We also researched Celebrity Cruise Lines and we liked what we found. While many of the changes we’ve come to dislike or avoid are now industry wide standards, Celebrity appears to offer more of our style and relaxation for a more inclusive, higher but still reasonable cost. The extra cost drink packages – and especially WiFi packages, can still blow an unsuspecting cruiser’s budget out of the water, so to speak, but the regular fare, passage services and amenities seem far more in line with what remember from past cruises.

George at Ocho Rios, Jamaica, M/S Seaward, 1993

We have long avoided the “Private Island” beach day where you eat hotdogs and get sand in your bathing suit. We got off the ship for the beach picnic on our very first cruise way back when, but we have no need to compete with the multitudes who stampede ashore for a day of fun and sun.
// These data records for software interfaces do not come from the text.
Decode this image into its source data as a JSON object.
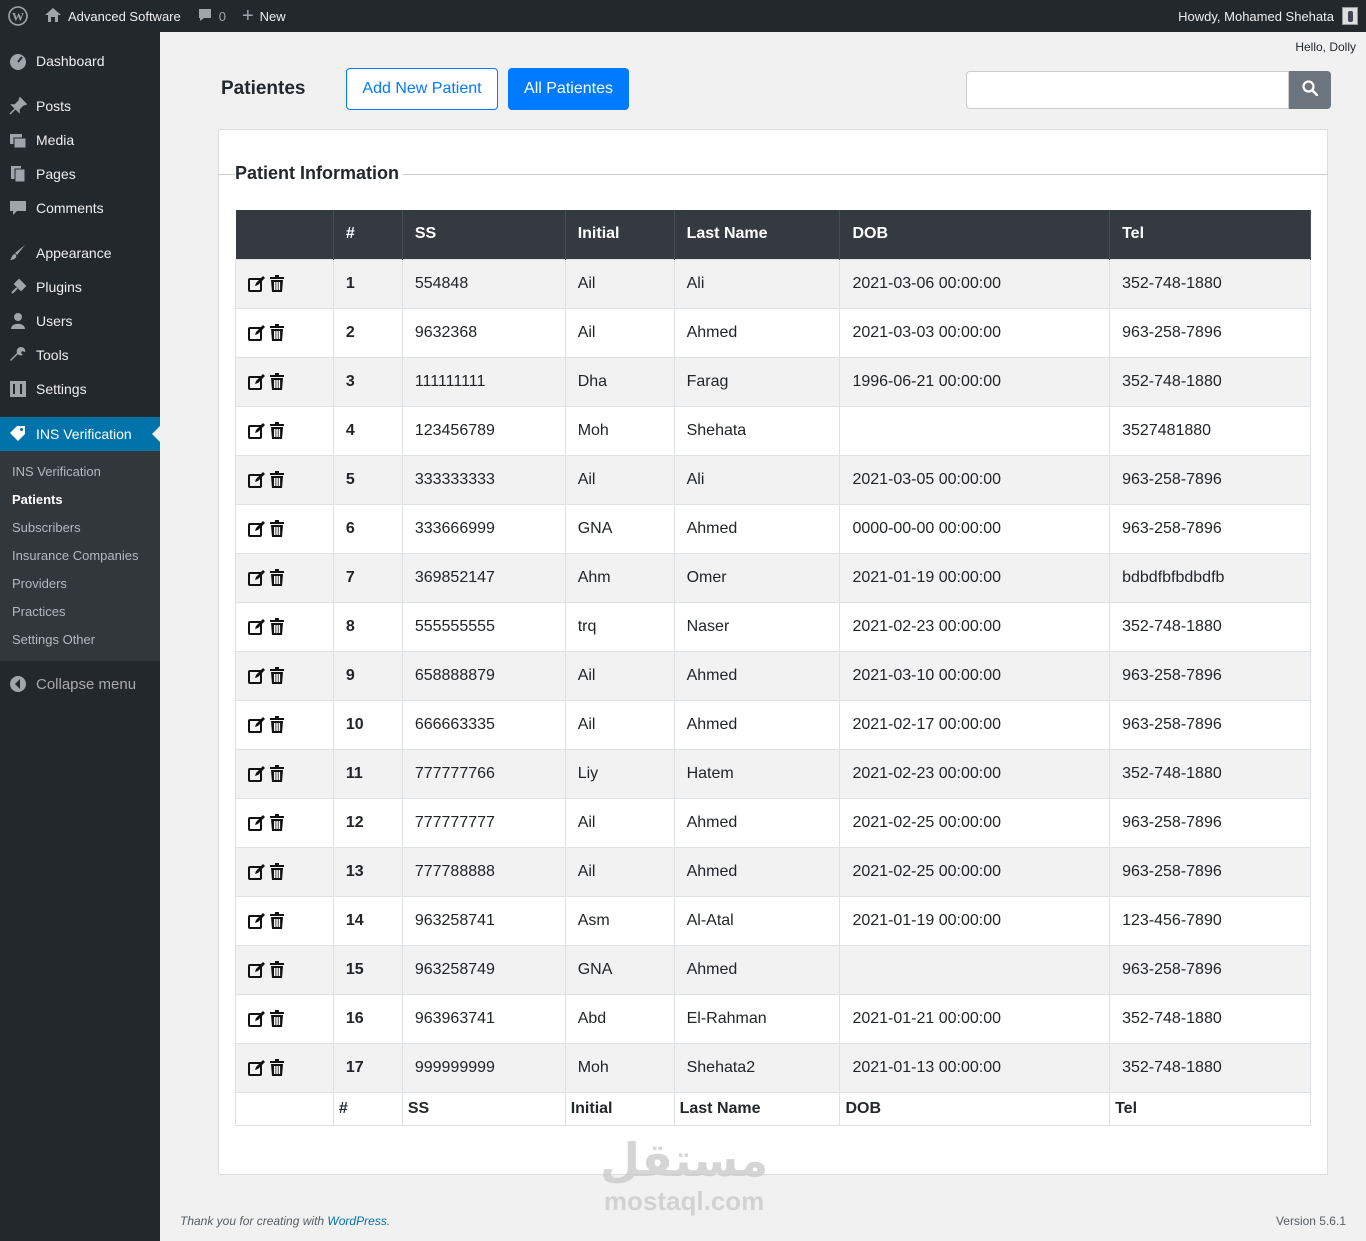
{
  "adminbar": {
    "site_name": "Advanced Software",
    "comments_count": "0",
    "new_label": "New",
    "howdy": "Howdy, Mohamed Shehata"
  },
  "sidebar": {
    "items": [
      {
        "label": "Dashboard",
        "icon": "dashboard-icon"
      },
      {
        "label": "Posts",
        "icon": "pin-icon"
      },
      {
        "label": "Media",
        "icon": "media-icon"
      },
      {
        "label": "Pages",
        "icon": "pages-icon"
      },
      {
        "label": "Comments",
        "icon": "comment-icon"
      },
      {
        "label": "Appearance",
        "icon": "brush-icon"
      },
      {
        "label": "Plugins",
        "icon": "plugin-icon"
      },
      {
        "label": "Users",
        "icon": "user-icon"
      },
      {
        "label": "Tools",
        "icon": "wrench-icon"
      },
      {
        "label": "Settings",
        "icon": "settings-icon"
      },
      {
        "label": "INS Verification",
        "icon": "tag-icon"
      }
    ],
    "submenu": [
      "INS Verification",
      "Patients",
      "Subscribers",
      "Insurance Companies",
      "Providers",
      "Practices",
      "Settings Other"
    ],
    "collapse": "Collapse menu"
  },
  "header": {
    "hello": "Hello, Dolly",
    "title": "Patientes",
    "add_button": "Add New Patient",
    "all_button": "All Patientes",
    "search_placeholder": ""
  },
  "card": {
    "legend": "Patient Information"
  },
  "table": {
    "columns": [
      "",
      "#",
      "SS",
      "Initial",
      "Last Name",
      "DOB",
      "Tel"
    ],
    "footer_columns": [
      "",
      "#",
      "SS",
      "Initial",
      "Last Name",
      "DOB",
      "Tel"
    ],
    "rows": [
      [
        "1",
        "554848",
        "Ail",
        "Ali",
        "2021-03-06 00:00:00",
        "352-748-1880"
      ],
      [
        "2",
        "9632368",
        "Ail",
        "Ahmed",
        "2021-03-03 00:00:00",
        "963-258-7896"
      ],
      [
        "3",
        "111111111",
        "Dha",
        "Farag",
        "1996-06-21 00:00:00",
        "352-748-1880"
      ],
      [
        "4",
        "123456789",
        "Moh",
        "Shehata",
        "",
        "3527481880"
      ],
      [
        "5",
        "333333333",
        "Ail",
        "Ali",
        "2021-03-05 00:00:00",
        "963-258-7896"
      ],
      [
        "6",
        "333666999",
        "GNA",
        "Ahmed",
        "0000-00-00 00:00:00",
        "963-258-7896"
      ],
      [
        "7",
        "369852147",
        "Ahm",
        "Omer",
        "2021-01-19 00:00:00",
        "bdbdfbfbdbdfb"
      ],
      [
        "8",
        "555555555",
        "trq",
        "Naser",
        "2021-02-23 00:00:00",
        "352-748-1880"
      ],
      [
        "9",
        "658888879",
        "Ail",
        "Ahmed",
        "2021-03-10 00:00:00",
        "963-258-7896"
      ],
      [
        "10",
        "666663335",
        "Ail",
        "Ahmed",
        "2021-02-17 00:00:00",
        "963-258-7896"
      ],
      [
        "11",
        "777777766",
        "Liy",
        "Hatem",
        "2021-02-23 00:00:00",
        "352-748-1880"
      ],
      [
        "12",
        "777777777",
        "Ail",
        "Ahmed",
        "2021-02-25 00:00:00",
        "963-258-7896"
      ],
      [
        "13",
        "777788888",
        "Ail",
        "Ahmed",
        "2021-02-25 00:00:00",
        "963-258-7896"
      ],
      [
        "14",
        "963258741",
        "Asm",
        "Al-Atal",
        "2021-01-19 00:00:00",
        "123-456-7890"
      ],
      [
        "15",
        "963258749",
        "GNA",
        "Ahmed",
        "",
        "963-258-7896"
      ],
      [
        "16",
        "963963741",
        "Abd",
        "El-Rahman",
        "2021-01-21 00:00:00",
        "352-748-1880"
      ],
      [
        "17",
        "999999999",
        "Moh",
        "Shehata2",
        "2021-01-13 00:00:00",
        "352-748-1880"
      ]
    ]
  },
  "footer": {
    "thanks_prefix": "Thank you for creating with ",
    "thanks_link": "WordPress",
    "thanks_suffix": ".",
    "version": "Version 5.6.1"
  },
  "watermark": {
    "arabic": "مستقل",
    "latin": "mostaql.com"
  },
  "colors": {
    "primary": "#007bff",
    "wp_blue": "#0073aa",
    "dark": "#23282d",
    "table_head": "#343a40"
  }
}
Those stops are a great day to do on-board stuff as the ship is practically empty. No problem, the Millennium doesn’t have a stop scheduled for the subsidized alternative to a real port of call. Our first stop will still be in the Bahamas, but in Nassau. We don't need to disembark in Nassau. Been there, done that, got the straw hat. 

In San Juan, Puerto Rico, M/S Star Princess, 2004

Then we head to old San Juan where we will get to do want we want, COVID restrictions not withstanding. We simply ran out of time during our first visit there and decided to come back someday. Believe me, that’s so much better than wondering what to do after being ashore for an hour amid the jewelry and perfume shops that define the boundary of your security. Been there and done that, too.

Beach Day in Eluthera, M/S Crown Princess, 2012

So we get to cruise and occasionally watch the flying fish while we sit on our balcony and wonder about the phenomenal colors of the deep ocean. In the evening we get to listen to two talented entertainers who are going to wonder about the two enthusiastic, old people sitting in the back, clapping and smiling, and think, “Do we know those people?”

Ilse with the M/S Norwegian Sky, Nassau, 2014 

We'll get the chance to tell them in person they were the spark that got us back doing what we love.